■ **Work to be completed**: In the data below, find every line that has the string "Ctrl", and copy it.

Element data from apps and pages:
== Segment start ==
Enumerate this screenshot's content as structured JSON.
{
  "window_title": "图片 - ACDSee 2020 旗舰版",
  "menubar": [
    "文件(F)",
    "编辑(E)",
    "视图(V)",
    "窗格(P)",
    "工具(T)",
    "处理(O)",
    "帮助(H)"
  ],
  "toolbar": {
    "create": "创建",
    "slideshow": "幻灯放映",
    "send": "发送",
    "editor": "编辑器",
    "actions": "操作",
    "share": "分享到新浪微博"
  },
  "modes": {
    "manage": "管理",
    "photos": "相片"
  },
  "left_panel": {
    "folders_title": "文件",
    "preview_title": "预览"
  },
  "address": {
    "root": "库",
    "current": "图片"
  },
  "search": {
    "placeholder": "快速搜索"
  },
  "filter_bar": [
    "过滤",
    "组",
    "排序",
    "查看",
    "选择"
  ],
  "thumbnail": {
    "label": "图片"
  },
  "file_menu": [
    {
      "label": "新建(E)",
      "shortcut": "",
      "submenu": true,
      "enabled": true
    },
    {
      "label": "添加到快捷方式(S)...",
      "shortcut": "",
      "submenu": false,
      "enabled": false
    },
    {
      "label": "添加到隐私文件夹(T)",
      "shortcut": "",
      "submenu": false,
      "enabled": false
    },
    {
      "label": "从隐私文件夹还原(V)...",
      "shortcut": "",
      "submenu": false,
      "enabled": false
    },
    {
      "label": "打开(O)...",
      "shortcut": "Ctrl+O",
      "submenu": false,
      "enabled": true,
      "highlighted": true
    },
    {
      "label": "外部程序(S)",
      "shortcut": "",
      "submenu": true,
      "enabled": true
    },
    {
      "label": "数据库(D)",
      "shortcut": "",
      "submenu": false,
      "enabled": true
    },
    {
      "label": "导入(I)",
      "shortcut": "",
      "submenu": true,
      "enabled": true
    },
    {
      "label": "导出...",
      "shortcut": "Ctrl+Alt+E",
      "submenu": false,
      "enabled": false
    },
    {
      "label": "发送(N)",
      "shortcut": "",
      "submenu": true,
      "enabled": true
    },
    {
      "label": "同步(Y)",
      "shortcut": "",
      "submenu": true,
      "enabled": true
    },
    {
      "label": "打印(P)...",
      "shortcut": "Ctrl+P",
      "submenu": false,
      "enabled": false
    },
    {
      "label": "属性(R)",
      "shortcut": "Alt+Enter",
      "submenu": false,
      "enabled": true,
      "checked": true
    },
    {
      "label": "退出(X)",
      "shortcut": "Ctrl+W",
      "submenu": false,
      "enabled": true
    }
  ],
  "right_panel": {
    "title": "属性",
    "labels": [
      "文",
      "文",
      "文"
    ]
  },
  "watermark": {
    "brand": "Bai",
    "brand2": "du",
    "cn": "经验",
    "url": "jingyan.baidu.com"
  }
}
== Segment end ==
■ **Task solution**:
      "shortcut": "Ctrl+O",
      "shortcut": "Ctrl+Alt+E",
      "shortcut": "Ctrl+P",
      "shortcut": "Ctrl+W",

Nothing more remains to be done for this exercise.